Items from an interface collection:
--------
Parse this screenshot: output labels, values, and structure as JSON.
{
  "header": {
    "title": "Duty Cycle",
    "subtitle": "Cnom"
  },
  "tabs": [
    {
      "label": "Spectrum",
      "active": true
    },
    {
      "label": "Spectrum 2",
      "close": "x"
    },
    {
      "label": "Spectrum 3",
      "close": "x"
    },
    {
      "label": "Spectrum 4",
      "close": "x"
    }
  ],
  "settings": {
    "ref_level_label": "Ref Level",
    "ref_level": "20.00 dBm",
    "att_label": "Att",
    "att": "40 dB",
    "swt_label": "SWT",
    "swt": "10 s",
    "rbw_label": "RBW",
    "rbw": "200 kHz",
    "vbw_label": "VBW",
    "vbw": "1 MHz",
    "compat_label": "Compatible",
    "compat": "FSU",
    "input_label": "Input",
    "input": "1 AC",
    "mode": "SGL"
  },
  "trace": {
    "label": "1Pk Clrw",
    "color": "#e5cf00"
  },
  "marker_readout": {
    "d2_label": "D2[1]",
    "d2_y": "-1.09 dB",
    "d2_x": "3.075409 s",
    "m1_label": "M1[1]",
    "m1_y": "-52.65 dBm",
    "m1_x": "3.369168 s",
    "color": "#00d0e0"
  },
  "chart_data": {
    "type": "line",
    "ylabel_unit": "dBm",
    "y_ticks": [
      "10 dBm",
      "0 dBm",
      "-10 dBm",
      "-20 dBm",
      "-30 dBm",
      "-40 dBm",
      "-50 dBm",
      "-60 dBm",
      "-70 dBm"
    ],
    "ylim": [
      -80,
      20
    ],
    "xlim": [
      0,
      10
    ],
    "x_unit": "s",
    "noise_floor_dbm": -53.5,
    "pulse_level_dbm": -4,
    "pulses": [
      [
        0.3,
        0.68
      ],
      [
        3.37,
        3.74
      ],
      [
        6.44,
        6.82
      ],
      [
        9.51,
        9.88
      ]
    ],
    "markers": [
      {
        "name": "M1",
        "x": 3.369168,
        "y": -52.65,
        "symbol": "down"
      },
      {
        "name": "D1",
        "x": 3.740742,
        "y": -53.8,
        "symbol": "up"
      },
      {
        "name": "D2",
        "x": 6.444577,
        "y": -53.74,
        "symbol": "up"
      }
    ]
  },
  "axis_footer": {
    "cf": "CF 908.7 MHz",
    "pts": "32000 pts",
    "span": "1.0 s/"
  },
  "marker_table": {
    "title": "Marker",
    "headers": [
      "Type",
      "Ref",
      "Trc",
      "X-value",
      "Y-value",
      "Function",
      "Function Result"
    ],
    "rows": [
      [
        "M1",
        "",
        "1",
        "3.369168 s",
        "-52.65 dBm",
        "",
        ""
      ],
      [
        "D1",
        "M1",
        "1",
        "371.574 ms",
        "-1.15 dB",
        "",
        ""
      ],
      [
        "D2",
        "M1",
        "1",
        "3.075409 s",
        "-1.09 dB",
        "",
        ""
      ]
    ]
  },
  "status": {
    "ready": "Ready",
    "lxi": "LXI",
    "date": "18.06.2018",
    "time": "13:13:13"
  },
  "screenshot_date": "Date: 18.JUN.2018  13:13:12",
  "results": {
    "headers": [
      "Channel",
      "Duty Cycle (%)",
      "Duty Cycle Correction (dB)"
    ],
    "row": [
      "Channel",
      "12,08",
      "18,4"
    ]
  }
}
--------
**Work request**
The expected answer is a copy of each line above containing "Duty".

**Solution below**
    "title": "Duty Cycle",
      "Duty Cycle (%)",
      "Duty Cycle Correction (dB)"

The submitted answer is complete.